The stomach position provides the least back support of all sleeping positions and increases pressure on the spine, sometimes causing pain upon waking up. In order to sleep on your stomach, you must sleep with your head facing one side, invariably twisting your neck and head out of alignment with the rest of your spine. If your mattress isn’t firm enough, your stomach and hips will sink into the mattress, uncomfortably stretching your spine out of alignment. This kind of asymmetrical sleep posture can negatively impact your spine over time.


In Closing

The best sleep position for you is whichever sleep position enables you to enjoy a restful night of uninterrupted sleep and wake up in the morning feeling refreshed, without any aches and pains. If that describes your current sleep position, don’t feel forced to change it. If you think a new position might make sleep more comfortable for you, though, go ahead and try another position. Be patient and use the strategies named to help yourself adjust to the new position.

Your sleep position plays a pivotal role in the quality of your sleep. Changing it up is just one of many strategies you can try for better sleep.

Reference:
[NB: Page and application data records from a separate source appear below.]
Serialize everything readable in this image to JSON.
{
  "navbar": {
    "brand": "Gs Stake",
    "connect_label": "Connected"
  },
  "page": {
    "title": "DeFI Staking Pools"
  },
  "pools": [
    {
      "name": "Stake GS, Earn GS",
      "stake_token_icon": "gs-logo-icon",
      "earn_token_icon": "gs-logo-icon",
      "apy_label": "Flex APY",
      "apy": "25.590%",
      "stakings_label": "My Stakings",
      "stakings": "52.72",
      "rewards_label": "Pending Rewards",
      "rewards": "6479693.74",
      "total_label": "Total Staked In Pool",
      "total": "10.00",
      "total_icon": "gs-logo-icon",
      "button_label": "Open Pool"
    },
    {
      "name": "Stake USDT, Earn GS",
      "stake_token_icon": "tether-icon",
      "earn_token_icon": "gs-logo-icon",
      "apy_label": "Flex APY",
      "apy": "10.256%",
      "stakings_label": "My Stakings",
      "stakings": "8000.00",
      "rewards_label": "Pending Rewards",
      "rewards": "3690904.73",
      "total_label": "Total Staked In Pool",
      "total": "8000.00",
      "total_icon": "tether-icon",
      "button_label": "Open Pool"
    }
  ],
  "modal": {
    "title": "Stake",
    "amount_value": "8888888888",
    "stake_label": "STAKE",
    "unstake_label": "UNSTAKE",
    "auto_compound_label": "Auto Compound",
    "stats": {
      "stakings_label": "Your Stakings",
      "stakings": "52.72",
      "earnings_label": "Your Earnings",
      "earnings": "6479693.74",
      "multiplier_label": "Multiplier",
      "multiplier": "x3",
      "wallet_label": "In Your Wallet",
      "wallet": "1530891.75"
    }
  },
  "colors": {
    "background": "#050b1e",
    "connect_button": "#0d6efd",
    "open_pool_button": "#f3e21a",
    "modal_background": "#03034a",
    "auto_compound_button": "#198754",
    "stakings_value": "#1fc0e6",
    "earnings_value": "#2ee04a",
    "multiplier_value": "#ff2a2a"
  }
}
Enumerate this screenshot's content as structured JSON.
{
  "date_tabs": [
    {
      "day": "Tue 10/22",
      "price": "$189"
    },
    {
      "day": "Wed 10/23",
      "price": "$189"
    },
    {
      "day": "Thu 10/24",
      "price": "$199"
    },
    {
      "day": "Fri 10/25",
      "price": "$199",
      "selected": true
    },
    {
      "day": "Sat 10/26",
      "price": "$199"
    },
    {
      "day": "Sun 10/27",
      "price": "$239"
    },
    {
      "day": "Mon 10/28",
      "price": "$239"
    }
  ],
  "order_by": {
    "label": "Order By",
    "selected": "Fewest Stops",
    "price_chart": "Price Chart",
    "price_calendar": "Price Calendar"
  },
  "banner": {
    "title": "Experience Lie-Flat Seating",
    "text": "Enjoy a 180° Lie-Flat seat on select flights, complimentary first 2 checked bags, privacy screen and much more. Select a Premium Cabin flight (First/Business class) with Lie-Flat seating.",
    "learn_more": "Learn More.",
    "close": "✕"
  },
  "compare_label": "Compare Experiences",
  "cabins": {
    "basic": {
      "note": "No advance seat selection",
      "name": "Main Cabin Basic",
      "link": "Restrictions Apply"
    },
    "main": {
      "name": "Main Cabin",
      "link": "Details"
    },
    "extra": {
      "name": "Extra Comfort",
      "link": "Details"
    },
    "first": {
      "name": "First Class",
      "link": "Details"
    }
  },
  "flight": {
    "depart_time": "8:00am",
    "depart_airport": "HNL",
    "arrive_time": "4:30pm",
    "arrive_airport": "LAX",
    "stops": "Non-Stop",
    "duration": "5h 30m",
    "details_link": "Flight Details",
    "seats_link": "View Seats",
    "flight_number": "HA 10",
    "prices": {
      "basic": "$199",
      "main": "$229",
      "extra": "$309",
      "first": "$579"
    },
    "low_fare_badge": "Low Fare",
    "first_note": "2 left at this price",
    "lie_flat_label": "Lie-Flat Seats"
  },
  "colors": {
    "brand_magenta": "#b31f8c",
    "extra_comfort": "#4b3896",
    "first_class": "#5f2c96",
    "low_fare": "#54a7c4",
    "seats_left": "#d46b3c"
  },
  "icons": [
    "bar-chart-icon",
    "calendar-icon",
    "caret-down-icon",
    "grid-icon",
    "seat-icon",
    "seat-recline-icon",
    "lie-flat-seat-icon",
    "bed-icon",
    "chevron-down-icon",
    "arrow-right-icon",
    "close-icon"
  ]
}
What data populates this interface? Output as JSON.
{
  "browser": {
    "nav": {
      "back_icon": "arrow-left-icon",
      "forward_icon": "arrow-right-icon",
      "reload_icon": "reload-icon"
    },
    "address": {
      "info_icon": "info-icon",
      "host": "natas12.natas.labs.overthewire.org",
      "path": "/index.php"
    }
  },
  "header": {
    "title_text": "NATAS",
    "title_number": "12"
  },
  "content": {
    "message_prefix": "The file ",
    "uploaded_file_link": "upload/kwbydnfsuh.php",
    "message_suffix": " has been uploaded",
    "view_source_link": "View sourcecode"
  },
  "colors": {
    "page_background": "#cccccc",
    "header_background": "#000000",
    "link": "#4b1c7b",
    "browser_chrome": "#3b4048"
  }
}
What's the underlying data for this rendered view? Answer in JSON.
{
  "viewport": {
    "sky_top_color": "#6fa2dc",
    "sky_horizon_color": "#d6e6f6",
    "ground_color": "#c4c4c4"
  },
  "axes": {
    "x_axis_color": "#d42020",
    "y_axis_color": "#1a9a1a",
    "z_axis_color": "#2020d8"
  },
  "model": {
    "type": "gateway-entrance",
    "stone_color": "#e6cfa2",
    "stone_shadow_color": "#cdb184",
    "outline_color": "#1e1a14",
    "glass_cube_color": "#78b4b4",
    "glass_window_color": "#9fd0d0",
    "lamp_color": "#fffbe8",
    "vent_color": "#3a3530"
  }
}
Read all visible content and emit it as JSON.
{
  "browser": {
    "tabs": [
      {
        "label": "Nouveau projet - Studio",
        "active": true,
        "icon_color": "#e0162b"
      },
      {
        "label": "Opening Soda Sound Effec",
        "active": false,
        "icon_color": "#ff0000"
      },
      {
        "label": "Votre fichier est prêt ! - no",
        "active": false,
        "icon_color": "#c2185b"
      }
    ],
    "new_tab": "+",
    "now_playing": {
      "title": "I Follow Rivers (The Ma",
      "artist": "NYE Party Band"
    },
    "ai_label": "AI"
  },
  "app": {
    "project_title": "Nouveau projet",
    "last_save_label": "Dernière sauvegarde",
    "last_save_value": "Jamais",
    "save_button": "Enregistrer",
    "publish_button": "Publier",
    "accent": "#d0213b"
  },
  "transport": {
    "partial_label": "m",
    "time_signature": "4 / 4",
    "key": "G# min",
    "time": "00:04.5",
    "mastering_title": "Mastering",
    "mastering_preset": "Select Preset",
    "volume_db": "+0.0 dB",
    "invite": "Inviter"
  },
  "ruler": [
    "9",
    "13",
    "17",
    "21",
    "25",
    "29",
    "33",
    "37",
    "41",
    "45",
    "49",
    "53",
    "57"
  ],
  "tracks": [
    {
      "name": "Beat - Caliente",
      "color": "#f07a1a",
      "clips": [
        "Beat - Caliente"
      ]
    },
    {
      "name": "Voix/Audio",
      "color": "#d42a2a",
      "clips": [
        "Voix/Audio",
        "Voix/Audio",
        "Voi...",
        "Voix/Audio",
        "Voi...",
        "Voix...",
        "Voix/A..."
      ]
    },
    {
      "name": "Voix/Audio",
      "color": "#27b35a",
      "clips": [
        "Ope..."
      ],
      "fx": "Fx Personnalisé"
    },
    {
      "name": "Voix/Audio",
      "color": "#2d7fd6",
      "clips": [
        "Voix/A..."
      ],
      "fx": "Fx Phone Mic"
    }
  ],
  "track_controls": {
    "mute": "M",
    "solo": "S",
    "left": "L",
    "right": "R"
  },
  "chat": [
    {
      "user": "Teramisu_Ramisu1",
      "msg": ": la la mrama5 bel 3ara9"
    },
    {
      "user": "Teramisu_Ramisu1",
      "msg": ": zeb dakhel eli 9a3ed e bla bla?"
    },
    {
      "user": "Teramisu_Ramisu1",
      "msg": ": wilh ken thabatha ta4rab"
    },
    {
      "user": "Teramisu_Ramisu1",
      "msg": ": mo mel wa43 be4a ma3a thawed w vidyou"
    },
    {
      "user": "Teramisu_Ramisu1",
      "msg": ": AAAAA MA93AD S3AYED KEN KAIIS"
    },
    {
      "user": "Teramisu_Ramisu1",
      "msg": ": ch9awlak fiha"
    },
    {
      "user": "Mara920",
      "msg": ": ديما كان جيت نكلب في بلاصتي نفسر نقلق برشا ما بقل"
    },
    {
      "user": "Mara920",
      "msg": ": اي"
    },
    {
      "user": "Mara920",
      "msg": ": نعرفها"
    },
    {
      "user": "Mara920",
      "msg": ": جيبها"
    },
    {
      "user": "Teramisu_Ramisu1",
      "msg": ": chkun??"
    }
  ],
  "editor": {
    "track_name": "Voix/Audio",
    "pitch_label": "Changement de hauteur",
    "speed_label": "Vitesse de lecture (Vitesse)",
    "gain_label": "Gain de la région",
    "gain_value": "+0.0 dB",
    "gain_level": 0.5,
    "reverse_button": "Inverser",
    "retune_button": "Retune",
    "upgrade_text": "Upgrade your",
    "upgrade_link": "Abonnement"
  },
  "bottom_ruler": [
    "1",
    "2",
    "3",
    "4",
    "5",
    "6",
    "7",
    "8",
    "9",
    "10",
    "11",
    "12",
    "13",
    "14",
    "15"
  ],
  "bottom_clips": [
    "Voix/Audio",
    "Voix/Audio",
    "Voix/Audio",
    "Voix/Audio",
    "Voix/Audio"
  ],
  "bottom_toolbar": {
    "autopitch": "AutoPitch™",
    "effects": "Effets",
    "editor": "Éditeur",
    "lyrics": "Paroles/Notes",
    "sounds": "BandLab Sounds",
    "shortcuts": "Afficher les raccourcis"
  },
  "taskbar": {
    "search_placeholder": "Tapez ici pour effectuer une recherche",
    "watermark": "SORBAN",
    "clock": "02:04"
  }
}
  • 1. Cary, D., Briffa, K., & McKenna, L. (2019). Identifying relationships between sleep posture and non-specific spinal symptoms in adults: A scoping review. BMJ Open, 9(6), e027633. https://pubmed.ncbi.nlm.nih.gov/31256029/ 2. Desouzart, G., Matos, R., Melo, F., & Filgueiras, E. (2015). Effects of sleeping position on back pain in physically active seniors: A controlled pilot study. Work, 53(2), 235–240. https://pubmed.ncbi.nlm.nih.gov/26835867/ 3. Lee, W. H., & Ko, M. S. (2017). Effect of sleep posture on neck muscle activity. Journal of Physical Therapy Science, 29(6), 1021–1024. https://pubmed.ncbi.nlm.nih.gov/28626314/ 4. Skarpsno, E. S., Mork, P. J., Nilsen, T., & Holtermann, A. (2017). Sleep positions and nocturnal body movements based on free-living accelerometer recordings: Association with demographics, lifestyle, and insomnia symptoms. Nature and Science of Sleep, 9, 267–275. https://pubmed.ncbi.nlm.nih.gov/29138608/ 5. Khoury, R. M., Camacho-Lobato, L., Katz, P. O., Mohiuddin, M. A., & Castell, D. O. (1999). Influence of spontaneous sleep positions on nighttime recumbent reflux in patients with gastroesophageal reflux disease. The American Journal of Gastroenterology, 94(8), 2069–2073. https://pubmed.ncbi.nlm.nih.gov/10445529/ 6. Ravesloot, M. J., van Maanen, J. P., Dun, L., & de Vries, N. (2013). The undervalued potential of positional therapy in position-dependent snoring and obstructive sleep apnea-A review of the literature. Sleep & Breathing = Schlaf & Atmung, 17(1), 39–49. https://pubmed.ncbi.nlm.nih.gov/22441662/ 7. A.D.A.M. Medical Encyclopedia. (2020, June 2). Problems sleeping during pregnancy. MedlinePlus. Retrieved April 12, 2021, from https://medlineplus.gov/ency/patientinstructions/000559.htm 8. Zenian J. (2010). Sleep position and shoulder pain. Medical Hypotheses, 74(4), 639–643. https://pubmed.ncbi.nlm.nih.gov/20036076/ 9. Anson, G., Kane, M. A., & Lambros, V. (2016). Sleep wrinkles: Facial aging and facial distortion during sleep. Aesthetic Surgery Journal, 36(8), 931–940. https://pubmed.ncbi.nlm.nih.gov/27329660/ 10. Berson, S. R., Klimczak, J., Prezio, E. A., Hu, S., & Abraham, M. (2018). Clinical associations between allergies and rapid eye movement sleep disturbances. International Forum of Allergy & Rhinology, 8(7), 817–824. https://pubmed.ncbi.nlm.nih.gov/29461689/ 11. O'Brien, L. M., & Warland, J. (2014). Typical sleep positions in pregnant women. Early Human Development, 90(6), 315–317. https://pubmed.ncbi.nlm.nih.gov/24661447/

167 views1 comment

Recent Posts

See All